General Conference is amazing. I wish everyone could experience the best of conference — without necessarily sitting through the tedious and trying parts. But it is glorious to work side-by-side with men and women from around the globe. Even though we may not all agree (on much of anything) we are all brothers and sisters bound together in the love of God. This is a graphic microcosm of what we could be if we would only love each other a little bit more like God loves us. Oh, sure, there are some pushy people, some short-sightedness, and some uneasy tensions here, but these things pale when compared with the focus on God’s Spirit and power to unite us. There is a sense of possibility here — not so much on the plenary floor, but in the relationships and community encounters. We are here praying and singing and reflecting and — at this point — bringing out the best in one another.
A while ago, a very angry woman cornered me to tell me how damaging and destructive she thinks I am being in my criticisms of the denominational plans. I explained to her my thinking and motivations and I could see the muscles in her face relax. She finally shook my hand and told me that she found me “surprisingly reasonable.” Would that all encounters could end so amicably! We disagreed before, we disagree now, and we left our brief encounter both smiling and friendly. It is so nice to disagree in Christian love… we should try it more often.
At this point in our conference together, we are willing to trust. We are hearing messages of hope and potential. There is a feeling, albeit uneasy, that we are all on the same side. This won’t last — at least, it will be repeatedly tested and we will be found wanting from time to time. But there is a real hope that we can make progress. And isn’t that something to value and celebrate?
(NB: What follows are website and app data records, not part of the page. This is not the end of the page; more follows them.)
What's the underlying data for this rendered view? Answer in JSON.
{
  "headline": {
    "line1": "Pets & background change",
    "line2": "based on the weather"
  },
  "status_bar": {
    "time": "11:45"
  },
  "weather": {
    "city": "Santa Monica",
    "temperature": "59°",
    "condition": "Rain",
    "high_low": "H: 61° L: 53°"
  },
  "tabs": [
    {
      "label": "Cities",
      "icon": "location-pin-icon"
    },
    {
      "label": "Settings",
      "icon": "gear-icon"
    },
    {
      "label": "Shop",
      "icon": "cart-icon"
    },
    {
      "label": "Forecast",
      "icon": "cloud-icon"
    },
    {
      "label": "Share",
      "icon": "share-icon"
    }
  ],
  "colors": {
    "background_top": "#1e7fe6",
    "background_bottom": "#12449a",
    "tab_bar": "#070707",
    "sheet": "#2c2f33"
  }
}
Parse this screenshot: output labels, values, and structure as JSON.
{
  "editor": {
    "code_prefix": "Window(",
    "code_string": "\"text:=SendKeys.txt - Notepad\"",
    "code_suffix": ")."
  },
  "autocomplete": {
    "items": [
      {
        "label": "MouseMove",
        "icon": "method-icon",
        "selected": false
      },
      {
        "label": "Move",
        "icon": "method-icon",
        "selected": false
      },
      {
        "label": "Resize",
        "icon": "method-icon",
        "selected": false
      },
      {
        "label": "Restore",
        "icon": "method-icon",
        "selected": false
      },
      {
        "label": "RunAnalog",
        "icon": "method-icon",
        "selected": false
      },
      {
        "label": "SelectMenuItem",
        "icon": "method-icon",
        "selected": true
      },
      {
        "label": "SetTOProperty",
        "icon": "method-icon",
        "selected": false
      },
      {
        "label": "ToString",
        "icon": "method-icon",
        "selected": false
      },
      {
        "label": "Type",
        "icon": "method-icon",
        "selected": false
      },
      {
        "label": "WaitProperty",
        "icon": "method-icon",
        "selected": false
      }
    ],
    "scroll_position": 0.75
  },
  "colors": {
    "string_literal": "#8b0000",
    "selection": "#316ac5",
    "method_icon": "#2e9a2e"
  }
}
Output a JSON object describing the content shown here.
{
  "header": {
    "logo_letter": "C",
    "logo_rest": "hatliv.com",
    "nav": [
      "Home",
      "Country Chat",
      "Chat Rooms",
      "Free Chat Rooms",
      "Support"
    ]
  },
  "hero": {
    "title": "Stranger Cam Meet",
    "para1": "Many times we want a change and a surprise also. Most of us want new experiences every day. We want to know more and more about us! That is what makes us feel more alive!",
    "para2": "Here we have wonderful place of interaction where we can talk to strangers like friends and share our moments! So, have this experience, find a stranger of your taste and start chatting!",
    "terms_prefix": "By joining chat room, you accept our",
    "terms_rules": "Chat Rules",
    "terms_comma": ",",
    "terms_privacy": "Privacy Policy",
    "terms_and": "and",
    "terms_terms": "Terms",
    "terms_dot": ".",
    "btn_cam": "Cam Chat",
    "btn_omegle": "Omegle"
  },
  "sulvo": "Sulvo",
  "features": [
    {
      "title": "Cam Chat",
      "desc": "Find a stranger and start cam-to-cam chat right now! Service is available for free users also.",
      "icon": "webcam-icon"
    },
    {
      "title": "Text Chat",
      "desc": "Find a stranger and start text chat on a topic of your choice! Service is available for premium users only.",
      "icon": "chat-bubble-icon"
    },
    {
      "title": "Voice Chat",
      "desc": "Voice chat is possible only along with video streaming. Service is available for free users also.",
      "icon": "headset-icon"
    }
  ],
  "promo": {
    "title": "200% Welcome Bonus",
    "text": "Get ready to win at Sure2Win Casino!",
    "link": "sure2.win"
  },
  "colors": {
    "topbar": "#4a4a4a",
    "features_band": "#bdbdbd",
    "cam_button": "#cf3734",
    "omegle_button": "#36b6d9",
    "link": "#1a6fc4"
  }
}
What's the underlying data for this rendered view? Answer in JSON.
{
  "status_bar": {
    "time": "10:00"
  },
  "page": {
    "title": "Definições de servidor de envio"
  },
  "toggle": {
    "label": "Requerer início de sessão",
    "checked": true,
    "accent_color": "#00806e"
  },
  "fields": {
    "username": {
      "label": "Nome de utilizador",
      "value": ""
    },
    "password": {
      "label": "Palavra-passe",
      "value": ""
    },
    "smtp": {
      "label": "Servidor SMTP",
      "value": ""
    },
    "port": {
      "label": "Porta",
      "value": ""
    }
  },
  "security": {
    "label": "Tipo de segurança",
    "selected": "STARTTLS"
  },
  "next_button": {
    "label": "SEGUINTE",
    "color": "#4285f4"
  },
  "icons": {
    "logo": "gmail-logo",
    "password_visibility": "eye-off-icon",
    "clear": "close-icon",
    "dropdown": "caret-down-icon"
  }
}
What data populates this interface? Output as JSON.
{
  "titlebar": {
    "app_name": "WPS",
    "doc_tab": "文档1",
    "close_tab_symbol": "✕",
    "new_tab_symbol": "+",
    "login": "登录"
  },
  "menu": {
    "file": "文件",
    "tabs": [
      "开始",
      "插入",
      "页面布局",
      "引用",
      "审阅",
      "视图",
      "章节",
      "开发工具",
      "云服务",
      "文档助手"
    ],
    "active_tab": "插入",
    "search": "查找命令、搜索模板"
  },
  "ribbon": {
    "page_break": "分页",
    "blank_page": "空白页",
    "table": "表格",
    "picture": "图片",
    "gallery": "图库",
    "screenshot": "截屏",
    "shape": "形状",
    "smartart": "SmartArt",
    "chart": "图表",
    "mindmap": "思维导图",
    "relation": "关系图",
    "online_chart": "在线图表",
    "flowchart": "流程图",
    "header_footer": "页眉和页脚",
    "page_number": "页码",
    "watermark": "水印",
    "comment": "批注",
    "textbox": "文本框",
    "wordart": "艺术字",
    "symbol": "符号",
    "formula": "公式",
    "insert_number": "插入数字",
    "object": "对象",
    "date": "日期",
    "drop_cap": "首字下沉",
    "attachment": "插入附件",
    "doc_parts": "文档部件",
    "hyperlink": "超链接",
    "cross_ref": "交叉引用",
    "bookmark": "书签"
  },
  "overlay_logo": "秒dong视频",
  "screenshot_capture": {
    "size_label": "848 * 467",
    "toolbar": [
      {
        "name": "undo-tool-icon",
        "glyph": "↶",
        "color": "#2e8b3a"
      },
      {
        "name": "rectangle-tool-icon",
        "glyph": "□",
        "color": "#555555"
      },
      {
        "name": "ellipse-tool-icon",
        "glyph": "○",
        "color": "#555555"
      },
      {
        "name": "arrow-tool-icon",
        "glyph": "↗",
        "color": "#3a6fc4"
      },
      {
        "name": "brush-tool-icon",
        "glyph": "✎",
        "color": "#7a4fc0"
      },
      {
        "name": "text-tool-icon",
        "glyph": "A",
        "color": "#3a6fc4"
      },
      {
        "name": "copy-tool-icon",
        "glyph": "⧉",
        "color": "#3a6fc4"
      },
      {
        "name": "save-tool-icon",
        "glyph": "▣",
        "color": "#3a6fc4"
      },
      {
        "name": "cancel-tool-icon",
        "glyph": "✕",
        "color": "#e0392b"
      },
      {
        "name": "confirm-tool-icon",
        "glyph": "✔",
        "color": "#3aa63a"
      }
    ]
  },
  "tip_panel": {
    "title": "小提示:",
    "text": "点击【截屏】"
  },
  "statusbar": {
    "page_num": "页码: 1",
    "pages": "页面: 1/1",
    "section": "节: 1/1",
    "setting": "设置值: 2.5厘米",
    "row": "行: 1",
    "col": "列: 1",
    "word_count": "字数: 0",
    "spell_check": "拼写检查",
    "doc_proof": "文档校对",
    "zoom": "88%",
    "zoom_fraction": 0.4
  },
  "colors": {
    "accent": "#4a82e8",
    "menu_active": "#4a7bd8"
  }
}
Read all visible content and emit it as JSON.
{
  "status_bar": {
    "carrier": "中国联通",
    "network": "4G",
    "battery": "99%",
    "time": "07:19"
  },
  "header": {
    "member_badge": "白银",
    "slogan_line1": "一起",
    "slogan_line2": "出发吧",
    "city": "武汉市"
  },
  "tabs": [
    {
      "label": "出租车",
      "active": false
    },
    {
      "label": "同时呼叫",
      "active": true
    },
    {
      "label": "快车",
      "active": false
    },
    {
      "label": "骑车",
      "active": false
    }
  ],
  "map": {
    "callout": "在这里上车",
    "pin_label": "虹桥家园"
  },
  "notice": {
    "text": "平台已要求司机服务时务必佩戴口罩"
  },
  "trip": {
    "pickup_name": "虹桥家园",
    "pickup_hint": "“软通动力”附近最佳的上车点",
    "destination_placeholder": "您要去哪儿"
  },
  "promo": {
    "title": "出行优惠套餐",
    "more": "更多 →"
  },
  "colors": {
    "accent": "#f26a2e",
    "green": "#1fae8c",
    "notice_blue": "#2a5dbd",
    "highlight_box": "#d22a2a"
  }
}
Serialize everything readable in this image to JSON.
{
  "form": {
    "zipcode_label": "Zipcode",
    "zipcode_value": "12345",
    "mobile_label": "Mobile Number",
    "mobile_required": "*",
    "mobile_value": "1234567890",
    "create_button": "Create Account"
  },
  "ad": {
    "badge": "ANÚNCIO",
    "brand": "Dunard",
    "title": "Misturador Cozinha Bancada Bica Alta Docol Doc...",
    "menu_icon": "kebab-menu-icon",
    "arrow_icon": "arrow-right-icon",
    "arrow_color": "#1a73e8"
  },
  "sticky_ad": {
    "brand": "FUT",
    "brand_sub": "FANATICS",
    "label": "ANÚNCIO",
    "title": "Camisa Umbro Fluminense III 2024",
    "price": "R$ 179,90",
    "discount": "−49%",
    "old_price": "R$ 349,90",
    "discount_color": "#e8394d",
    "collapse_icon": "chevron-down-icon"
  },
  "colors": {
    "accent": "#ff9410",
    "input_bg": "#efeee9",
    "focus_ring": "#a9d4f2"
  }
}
The vast majority of people at this conference have never heard of me and have no clue who I am. They don’t read the blog and they don’t know what I think or feel (or much care what I think or feel). A handful do know me, either personally or through reputation (“You’re the United Methodeviant,” one person quipped), and they like/approve of me. A very few know me and dislike me immensely, and they feel compelled to let me know. (Someone sought me out today and presented me with a small, green button with a single word on it: “unreasonable.” She thought of me, for some reason…) But I don’t believe that there is one single person here with whom I cannot have a productive, civil and respectful conversation. I truly do believe we can rise above our differences to do good work together. (We’ll see…)
One of the most fascinating aspects of this conference is conversation with representatives from the global church. A big deal is made about the “conservative theology” of our southern hemisphere neighbors, but I am finding them to be social justice progressives who make many of our more left-leaning brothers and sisters look like right-leaning moderates. Health care, poverty, government oppression, torture, war, civil unrest, gang violence, and other life-threatening concerns are primary with so many of our global delegates. For us to become a worldwide church, we are going to need to become much more political and devoted to the crusade for human rights. Justice may become the greatest mission focus in the decades to come.
We are here together, working out our own salvation with fear and trembling, but we are not here alone. The feeling of Holy Spirit and the deep devotion of kindred hearts is overwhelming. I believe many disenchanted and disheartened United Methodists would find great hope if they could only see the commitment with which the delegates are doing the work of the church. Truly, this is a glory to God. Legislation? Disciplinary revision? Roberts Rules? A glory to God? This time in Tampa is proof positive that God is greater than all our failings and limitations. Thanks be to God!
As our church in microcosm, we can be proud of our witness (so far) in Tampa.